Continuous Flow Manufacturing (CFM) is an improvement effort that is used in manufacturing to achieve a balanced production line with minimal waste, defect free production and cost savings. True this is the definition for most improvement techniques, but CFM is a method that you can apply outside of the manufacturing field. The best thing about CFM is that it works by improving team work and combined problem solving. Most of Six Sigma’s critics move quickly to a perceived lack of involvement in the softer side of business science. CFM for many organizations is the cure for that perception. This technique works best for process areas that have a specific time length, it isn’t the best solution for a continuous process. The best general example is hotel front desk activities, guests stay a finite number of days and then the stay permanently ends. If the guest calls the front desk and is placed on hold for ten minutes, this is the flow activity that is measured. CFM is looking for the waste in the flow.

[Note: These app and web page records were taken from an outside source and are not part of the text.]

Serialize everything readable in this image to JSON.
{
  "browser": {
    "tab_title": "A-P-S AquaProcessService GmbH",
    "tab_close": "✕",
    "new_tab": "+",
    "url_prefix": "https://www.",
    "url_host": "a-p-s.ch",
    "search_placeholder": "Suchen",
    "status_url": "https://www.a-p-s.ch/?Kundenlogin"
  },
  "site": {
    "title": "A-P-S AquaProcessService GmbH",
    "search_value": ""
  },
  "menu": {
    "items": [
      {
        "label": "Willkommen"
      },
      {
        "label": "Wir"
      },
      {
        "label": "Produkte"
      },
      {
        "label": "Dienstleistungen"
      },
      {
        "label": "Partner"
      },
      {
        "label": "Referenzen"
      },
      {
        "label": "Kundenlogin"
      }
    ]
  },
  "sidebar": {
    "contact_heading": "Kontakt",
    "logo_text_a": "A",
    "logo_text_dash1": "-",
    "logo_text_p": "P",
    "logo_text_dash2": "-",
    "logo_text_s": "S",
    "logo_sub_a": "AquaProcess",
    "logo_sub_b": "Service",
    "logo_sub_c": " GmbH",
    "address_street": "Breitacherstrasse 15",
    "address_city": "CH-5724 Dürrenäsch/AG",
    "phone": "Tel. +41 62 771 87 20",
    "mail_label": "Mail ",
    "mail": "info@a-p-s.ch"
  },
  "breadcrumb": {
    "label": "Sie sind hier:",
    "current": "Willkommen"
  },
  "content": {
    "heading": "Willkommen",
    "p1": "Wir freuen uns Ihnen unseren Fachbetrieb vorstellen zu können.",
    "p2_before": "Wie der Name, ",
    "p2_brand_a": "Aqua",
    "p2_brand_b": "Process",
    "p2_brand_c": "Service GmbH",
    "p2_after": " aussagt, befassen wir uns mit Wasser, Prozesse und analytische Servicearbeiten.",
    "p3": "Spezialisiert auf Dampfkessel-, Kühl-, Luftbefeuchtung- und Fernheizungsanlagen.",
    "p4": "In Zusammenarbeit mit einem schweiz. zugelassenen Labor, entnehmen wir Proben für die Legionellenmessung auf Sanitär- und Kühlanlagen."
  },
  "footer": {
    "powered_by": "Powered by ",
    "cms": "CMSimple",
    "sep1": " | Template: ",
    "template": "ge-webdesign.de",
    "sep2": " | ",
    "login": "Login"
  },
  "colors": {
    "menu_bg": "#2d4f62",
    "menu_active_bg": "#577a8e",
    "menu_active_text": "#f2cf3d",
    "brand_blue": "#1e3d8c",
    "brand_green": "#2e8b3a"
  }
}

How Does Continuous Flow Manufacturing Work?
Simply by using team knowledge and expertise to identify the improvement areas within the flow and implementing the changes. Basically it is up to the team to identify the areas that need change (so it becomes very important that they understand the goals of the improvement project) and identify how to apply change recommendations. A bit simplistic I know, but this isn’t a step by step blog.
The first thing that you notice about CFM is that it requires a massive buy in. In most Six Sigma projects you may have one central sponsor or change agent, in CFM the entire organization acts as the change agent. The sub teams are responsible for identifying the improvement areas and then putting the requirements into action; it all starts like any other Six Sigma project, evaluating the current process.
What are the advantages?
In addition to creating a structure to deal with the human side of an improvement project, continuous flow manufacturing also provides organizations with some great advantages. Some of the more notable advantages are:
- Increased customer satisfaction
- Decreased attrition rate
- Betterquality product/service
- Minimal waste
- More accurate scheduling
- Reduced flow time and increased cost savings
- More control over inventory
- Better resource allocation
- Improved safety
This technique works best when you have the kind of organization accepting of collaborative work, if you have a silo organization you’re probably going to experience a fair bit of resistance. One of the most tangible benefits to CFM is an immediate increase in staff innovation and ownership, which leads to a great boost in morale. When you think about it you are empowering your staff to create the next big solution; that kind of opportunity creates leaders and solutions.